[RECORDS FOR THIS TASK — start]
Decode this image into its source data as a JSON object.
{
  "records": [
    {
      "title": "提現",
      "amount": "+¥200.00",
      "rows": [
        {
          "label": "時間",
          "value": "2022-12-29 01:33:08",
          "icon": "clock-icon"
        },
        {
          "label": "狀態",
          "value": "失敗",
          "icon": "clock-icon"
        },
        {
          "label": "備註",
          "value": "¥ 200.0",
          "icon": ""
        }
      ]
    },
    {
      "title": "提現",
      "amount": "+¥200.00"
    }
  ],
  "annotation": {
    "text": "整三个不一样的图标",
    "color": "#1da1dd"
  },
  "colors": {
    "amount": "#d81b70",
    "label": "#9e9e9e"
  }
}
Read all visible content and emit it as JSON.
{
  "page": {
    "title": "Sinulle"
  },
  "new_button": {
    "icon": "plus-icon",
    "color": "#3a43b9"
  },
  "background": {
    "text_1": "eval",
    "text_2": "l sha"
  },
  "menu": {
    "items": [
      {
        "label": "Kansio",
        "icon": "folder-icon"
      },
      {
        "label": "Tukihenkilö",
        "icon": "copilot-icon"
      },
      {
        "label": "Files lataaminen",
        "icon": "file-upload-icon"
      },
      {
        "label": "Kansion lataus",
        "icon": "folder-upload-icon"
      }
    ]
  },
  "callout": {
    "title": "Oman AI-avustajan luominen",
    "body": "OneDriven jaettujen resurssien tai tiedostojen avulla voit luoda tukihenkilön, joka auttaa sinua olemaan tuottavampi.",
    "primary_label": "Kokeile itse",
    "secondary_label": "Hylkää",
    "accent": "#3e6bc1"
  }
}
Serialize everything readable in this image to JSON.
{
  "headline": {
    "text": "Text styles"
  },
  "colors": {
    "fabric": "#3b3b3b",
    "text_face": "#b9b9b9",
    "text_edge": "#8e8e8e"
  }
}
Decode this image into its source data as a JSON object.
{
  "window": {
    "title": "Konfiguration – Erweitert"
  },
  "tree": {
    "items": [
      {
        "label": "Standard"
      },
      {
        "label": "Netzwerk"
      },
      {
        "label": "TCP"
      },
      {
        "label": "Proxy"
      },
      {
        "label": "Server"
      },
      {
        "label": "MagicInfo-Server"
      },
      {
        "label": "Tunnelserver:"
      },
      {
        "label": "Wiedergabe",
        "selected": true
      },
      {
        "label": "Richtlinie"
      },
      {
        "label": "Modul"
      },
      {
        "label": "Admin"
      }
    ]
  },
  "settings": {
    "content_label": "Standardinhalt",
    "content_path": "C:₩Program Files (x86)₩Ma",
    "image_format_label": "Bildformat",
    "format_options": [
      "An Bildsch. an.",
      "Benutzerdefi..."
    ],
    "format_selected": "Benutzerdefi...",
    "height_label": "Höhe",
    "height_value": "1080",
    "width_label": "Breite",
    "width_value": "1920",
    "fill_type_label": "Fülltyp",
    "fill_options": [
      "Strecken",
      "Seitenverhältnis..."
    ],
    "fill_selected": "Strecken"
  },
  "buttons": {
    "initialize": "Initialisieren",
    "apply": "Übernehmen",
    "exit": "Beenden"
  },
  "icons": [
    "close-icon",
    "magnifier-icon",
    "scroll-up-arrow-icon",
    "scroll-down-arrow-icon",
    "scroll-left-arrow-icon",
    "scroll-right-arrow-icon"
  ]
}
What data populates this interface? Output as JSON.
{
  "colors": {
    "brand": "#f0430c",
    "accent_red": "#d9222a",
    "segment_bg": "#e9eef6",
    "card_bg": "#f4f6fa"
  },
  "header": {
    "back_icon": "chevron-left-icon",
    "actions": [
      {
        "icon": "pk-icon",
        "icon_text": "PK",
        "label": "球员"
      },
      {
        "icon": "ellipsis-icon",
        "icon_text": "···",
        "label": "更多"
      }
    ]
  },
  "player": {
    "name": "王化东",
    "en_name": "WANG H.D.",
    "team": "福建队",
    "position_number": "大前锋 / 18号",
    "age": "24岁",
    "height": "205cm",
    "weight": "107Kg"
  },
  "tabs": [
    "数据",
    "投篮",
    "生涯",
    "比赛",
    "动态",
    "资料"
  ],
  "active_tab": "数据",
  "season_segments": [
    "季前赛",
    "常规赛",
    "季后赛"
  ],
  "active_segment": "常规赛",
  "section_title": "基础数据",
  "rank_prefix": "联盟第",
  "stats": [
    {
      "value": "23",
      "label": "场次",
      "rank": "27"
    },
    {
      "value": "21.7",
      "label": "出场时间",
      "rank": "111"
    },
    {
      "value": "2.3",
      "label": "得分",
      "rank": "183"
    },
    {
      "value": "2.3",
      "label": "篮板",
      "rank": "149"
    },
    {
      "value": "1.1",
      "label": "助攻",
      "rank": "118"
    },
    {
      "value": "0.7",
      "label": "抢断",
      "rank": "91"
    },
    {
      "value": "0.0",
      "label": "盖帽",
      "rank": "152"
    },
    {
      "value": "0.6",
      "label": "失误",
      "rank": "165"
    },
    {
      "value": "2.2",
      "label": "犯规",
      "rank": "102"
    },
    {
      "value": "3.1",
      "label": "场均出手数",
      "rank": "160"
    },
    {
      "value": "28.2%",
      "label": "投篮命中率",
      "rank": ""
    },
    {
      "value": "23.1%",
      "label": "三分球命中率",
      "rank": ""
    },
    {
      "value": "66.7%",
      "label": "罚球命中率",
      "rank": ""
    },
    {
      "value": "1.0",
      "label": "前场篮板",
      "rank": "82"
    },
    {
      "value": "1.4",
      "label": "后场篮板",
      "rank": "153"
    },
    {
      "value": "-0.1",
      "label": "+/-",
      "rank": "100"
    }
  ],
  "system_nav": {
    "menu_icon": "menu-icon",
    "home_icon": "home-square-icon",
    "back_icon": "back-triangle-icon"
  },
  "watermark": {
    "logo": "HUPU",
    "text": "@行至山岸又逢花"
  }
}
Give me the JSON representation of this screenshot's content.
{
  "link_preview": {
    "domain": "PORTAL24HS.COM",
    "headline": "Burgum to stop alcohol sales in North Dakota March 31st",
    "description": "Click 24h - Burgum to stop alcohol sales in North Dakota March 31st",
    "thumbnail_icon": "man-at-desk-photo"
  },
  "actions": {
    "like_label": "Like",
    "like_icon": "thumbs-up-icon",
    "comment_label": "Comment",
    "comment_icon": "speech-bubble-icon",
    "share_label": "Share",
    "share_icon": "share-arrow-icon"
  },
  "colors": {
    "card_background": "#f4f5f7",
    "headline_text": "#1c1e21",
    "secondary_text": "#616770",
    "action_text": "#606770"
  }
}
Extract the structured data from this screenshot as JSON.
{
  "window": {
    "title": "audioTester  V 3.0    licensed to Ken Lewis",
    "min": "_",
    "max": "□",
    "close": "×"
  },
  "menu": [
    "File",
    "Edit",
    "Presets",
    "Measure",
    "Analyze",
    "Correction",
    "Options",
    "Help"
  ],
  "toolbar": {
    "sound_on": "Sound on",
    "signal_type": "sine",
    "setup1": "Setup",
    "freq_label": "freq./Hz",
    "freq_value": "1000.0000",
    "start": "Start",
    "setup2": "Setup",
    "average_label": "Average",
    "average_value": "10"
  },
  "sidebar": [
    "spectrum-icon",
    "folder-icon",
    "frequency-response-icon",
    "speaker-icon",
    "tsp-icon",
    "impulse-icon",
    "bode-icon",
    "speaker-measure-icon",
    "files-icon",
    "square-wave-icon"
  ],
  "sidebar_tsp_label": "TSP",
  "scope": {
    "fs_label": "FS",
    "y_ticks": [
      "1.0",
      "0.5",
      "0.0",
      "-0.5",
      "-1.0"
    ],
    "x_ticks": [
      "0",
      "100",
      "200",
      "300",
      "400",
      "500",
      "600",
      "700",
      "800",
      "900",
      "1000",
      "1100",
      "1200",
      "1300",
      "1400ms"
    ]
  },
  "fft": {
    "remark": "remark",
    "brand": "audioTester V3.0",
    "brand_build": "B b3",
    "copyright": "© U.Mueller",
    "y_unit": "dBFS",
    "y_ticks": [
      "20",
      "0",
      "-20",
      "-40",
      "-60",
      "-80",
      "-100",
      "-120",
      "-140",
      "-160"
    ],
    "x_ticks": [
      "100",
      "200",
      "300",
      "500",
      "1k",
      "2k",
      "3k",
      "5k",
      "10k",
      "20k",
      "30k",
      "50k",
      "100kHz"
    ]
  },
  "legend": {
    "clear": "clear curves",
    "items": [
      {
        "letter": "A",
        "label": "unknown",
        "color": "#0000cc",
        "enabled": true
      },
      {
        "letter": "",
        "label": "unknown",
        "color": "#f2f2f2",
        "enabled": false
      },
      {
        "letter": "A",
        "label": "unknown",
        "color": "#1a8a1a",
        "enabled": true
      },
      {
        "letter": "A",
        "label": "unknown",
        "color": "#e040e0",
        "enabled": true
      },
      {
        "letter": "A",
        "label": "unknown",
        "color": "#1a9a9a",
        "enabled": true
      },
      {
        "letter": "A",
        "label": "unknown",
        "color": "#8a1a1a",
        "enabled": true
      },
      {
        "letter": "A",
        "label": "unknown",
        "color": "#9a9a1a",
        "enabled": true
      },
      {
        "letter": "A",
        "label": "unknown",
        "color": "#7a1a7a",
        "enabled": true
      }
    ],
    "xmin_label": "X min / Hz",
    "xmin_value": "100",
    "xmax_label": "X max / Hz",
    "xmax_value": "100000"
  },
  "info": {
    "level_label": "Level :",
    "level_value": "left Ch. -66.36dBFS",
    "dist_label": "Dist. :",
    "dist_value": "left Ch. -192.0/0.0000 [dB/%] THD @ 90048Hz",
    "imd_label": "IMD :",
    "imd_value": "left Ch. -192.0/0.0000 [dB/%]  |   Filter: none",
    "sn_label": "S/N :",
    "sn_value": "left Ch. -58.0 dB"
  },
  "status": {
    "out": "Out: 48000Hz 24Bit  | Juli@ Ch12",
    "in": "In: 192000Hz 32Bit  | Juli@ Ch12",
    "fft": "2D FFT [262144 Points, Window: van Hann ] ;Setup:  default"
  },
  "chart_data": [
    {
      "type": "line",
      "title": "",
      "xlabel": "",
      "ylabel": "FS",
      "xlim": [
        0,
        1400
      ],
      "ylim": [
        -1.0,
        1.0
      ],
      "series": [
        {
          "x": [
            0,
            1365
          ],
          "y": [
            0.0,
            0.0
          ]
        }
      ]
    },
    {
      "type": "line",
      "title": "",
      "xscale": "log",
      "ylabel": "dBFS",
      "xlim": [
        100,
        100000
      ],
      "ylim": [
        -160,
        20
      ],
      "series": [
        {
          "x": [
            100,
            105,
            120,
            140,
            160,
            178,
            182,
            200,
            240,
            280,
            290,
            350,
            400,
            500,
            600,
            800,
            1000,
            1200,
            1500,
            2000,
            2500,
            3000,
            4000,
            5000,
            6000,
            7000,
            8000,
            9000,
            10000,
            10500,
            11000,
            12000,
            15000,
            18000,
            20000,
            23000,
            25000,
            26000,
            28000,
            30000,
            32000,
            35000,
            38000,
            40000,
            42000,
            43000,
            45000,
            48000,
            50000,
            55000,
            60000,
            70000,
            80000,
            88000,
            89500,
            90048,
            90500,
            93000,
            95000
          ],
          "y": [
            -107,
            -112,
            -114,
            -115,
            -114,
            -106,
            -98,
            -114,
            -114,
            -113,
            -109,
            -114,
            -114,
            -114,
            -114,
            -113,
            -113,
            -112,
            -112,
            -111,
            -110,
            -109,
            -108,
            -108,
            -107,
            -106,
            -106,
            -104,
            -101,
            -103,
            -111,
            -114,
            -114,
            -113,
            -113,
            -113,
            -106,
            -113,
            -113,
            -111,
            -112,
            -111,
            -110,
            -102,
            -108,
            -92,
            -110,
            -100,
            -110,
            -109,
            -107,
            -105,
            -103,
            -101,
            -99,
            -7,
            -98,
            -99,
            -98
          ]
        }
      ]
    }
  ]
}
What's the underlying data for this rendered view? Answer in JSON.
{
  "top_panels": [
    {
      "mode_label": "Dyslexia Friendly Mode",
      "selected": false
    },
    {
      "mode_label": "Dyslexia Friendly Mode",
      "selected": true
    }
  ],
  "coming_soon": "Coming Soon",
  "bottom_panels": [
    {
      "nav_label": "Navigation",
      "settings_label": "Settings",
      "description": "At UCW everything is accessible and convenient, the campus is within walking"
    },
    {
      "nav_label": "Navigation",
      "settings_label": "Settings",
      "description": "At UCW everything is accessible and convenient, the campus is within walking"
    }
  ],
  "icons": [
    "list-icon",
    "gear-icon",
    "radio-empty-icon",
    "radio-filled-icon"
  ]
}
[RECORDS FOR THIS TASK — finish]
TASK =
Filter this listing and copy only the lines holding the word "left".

WRITTEN RESPONSE =
    "scroll-left-arrow-icon",
    "back_icon": "chevron-left-icon",
    "level_value": "left Ch. -66.36dBFS",
    "dist_value": "left Ch. -192.0/0.0000 [dB/%] THD @ 90048Hz",
    "imd_value": "left Ch. -192.0/0.0000 [dB/%]  |   Filter: none",
    "sn_value": "left Ch. -58.0 dB"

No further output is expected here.